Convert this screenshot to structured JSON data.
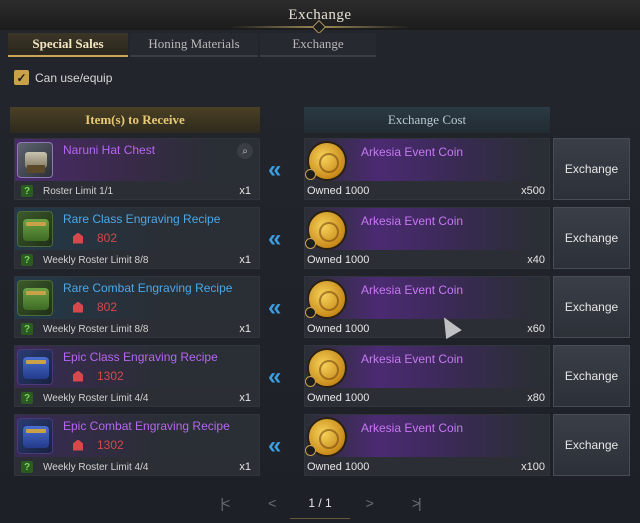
{
  "window": {
    "title": "Exchange"
  },
  "tabs": [
    {
      "label": "Special Sales",
      "active": true
    },
    {
      "label": "Honing Materials",
      "active": false
    },
    {
      "label": "Exchange",
      "active": false
    }
  ],
  "filter": {
    "label": "Can use/equip",
    "checked": true
  },
  "headers": {
    "receive": "Item(s) to Receive",
    "cost": "Exchange Cost"
  },
  "rows": [
    {
      "item_name": "Naruni Hat Chest",
      "rarity": "epic",
      "icon": "hat-chest-icon",
      "honing": "",
      "limit": "Roster Limit 1/1",
      "qty": "x1",
      "coin_name": "Arkesia Event Coin",
      "owned": "Owned 1000",
      "cost": "x500",
      "button": "Exchange"
    },
    {
      "item_name": "Rare Class Engraving Recipe",
      "rarity": "rare",
      "icon": "engraving-book-icon",
      "honing": "802",
      "limit": "Weekly Roster Limit 8/8",
      "qty": "x1",
      "coin_name": "Arkesia Event Coin",
      "owned": "Owned 1000",
      "cost": "x40",
      "button": "Exchange"
    },
    {
      "item_name": "Rare Combat Engraving Recipe",
      "rarity": "rare",
      "icon": "engraving-book-icon",
      "honing": "802",
      "limit": "Weekly Roster Limit 8/8",
      "qty": "x1",
      "coin_name": "Arkesia Event Coin",
      "owned": "Owned 1000",
      "cost": "x60",
      "button": "Exchange"
    },
    {
      "item_name": "Epic Class Engraving Recipe",
      "rarity": "epic",
      "icon": "engraving-book-icon",
      "honing": "1302",
      "limit": "Weekly Roster Limit 4/4",
      "qty": "x1",
      "coin_name": "Arkesia Event Coin",
      "owned": "Owned 1000",
      "cost": "x80",
      "button": "Exchange"
    },
    {
      "item_name": "Epic Combat Engraving Recipe",
      "rarity": "epic",
      "icon": "engraving-book-icon",
      "honing": "1302",
      "limit": "Weekly Roster Limit 4/4",
      "qty": "x1",
      "coin_name": "Arkesia Event Coin",
      "owned": "Owned 1000",
      "cost": "x100",
      "button": "Exchange"
    }
  ],
  "pagination": {
    "first": "|<",
    "prev": "<",
    "page": "1 / 1",
    "next": ">",
    "last": ">|"
  }
}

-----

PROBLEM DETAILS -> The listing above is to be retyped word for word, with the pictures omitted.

YOUR RESPONSE ->
Convert this screenshot to structured JSON data.
{
  "window": {
    "title": "Exchange"
  },
  "tabs": [
    {
      "label": "Special Sales",
      "active": true
    },
    {
      "label": "Honing Materials",
      "active": false
    },
    {
      "label": "Exchange",
      "active": false
    }
  ],
  "filter": {
    "label": "Can use/equip",
    "checked": true
  },
  "headers": {
    "receive": "Item(s) to Receive",
    "cost": "Exchange Cost"
  },
  "rows": [
    {
      "item_name": "Naruni Hat Chest",
      "rarity": "epic",
      "icon": "hat-chest-icon",
      "honing": "",
      "limit": "Roster Limit 1/1",
      "qty": "x1",
      "coin_name": "Arkesia Event Coin",
      "owned": "Owned 1000",
      "cost": "x500",
      "button": "Exchange"
    },
    {
      "item_name": "Rare Class Engraving Recipe",
      "rarity": "rare",
      "icon": "engraving-book-icon",
      "honing": "802",
      "limit": "Weekly Roster Limit 8/8",
      "qty": "x1",
      "coin_name": "Arkesia Event Coin",
      "owned": "Owned 1000",
      "cost": "x40",
      "button": "Exchange"
    },
    {
      "item_name": "Rare Combat Engraving Recipe",
      "rarity": "rare",
      "icon": "engraving-book-icon",
      "honing": "802",
      "limit": "Weekly Roster Limit 8/8",
      "qty": "x1",
      "coin_name": "Arkesia Event Coin",
      "owned": "Owned 1000",
      "cost": "x60",
      "button": "Exchange"
    },
    {
      "item_name": "Epic Class Engraving Recipe",
      "rarity": "epic",
      "icon": "engraving-book-icon",
      "honing": "1302",
      "limit": "Weekly Roster Limit 4/4",
      "qty": "x1",
      "coin_name": "Arkesia Event Coin",
      "owned": "Owned 1000",
      "cost": "x80",
      "button": "Exchange"
    },
    {
      "item_name": "Epic Combat Engraving Recipe",
      "rarity": "epic",
      "icon": "engraving-book-icon",
      "honing": "1302",
      "limit": "Weekly Roster Limit 4/4",
      "qty": "x1",
      "coin_name": "Arkesia Event Coin",
      "owned": "Owned 1000",
      "cost": "x100",
      "button": "Exchange"
    }
  ],
  "pagination": {
    "first": "|<",
    "prev": "<",
    "page": "1 / 1",
    "next": ">",
    "last": ">|"
  }
}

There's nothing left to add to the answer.